Problem description:
Line by line, please look for the word "title" in the following records, then copy each line you find it in.

Content starts

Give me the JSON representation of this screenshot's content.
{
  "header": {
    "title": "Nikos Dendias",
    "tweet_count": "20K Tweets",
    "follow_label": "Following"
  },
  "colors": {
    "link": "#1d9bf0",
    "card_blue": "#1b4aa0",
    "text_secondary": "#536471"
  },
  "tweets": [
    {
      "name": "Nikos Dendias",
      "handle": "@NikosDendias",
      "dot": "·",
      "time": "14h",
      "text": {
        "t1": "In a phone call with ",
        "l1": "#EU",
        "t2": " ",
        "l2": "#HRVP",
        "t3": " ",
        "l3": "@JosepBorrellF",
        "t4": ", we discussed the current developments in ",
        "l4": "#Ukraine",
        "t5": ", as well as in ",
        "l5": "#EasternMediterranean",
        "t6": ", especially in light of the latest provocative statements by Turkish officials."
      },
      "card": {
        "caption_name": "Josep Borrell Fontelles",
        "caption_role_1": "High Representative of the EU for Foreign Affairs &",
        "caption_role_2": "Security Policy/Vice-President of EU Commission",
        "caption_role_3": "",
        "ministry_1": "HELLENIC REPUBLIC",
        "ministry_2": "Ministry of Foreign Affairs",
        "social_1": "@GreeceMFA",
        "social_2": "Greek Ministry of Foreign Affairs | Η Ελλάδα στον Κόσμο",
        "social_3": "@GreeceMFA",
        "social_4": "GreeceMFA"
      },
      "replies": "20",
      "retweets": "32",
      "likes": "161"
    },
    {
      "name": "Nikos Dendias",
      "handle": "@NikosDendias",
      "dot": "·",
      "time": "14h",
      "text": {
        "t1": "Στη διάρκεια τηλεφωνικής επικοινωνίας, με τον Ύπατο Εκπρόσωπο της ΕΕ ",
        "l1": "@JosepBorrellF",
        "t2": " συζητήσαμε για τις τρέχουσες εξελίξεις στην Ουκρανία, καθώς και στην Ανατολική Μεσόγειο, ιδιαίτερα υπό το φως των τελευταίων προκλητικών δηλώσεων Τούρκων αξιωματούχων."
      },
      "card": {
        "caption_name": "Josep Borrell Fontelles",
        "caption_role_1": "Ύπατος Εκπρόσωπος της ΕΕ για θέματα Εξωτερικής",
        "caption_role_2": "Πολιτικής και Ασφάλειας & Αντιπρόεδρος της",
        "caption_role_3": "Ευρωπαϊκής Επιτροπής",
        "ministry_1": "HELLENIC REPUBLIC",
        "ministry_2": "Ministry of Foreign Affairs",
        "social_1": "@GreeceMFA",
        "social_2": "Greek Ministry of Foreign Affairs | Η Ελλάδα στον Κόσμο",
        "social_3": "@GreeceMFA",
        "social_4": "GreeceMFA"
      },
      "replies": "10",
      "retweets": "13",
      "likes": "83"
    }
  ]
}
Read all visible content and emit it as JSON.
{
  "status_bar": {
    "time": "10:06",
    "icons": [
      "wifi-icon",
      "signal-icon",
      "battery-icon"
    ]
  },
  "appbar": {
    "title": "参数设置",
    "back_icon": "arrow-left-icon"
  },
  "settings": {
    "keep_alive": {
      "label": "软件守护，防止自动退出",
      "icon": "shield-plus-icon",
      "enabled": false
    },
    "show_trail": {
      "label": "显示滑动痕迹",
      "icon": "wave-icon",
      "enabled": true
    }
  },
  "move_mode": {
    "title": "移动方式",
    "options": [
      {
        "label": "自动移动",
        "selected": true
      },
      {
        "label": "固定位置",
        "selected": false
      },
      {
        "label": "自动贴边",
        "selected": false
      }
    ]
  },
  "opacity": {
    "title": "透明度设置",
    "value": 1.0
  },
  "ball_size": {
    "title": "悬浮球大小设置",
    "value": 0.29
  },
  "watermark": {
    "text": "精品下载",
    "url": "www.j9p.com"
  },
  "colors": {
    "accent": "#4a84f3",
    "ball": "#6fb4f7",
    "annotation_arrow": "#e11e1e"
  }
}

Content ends

Answer to the problem:
    "title": "Nikos Dendias",
    "title": "参数设置",
    "title": "移动方式",
    "title": "透明度设置",
    "title": "悬浮球大小设置",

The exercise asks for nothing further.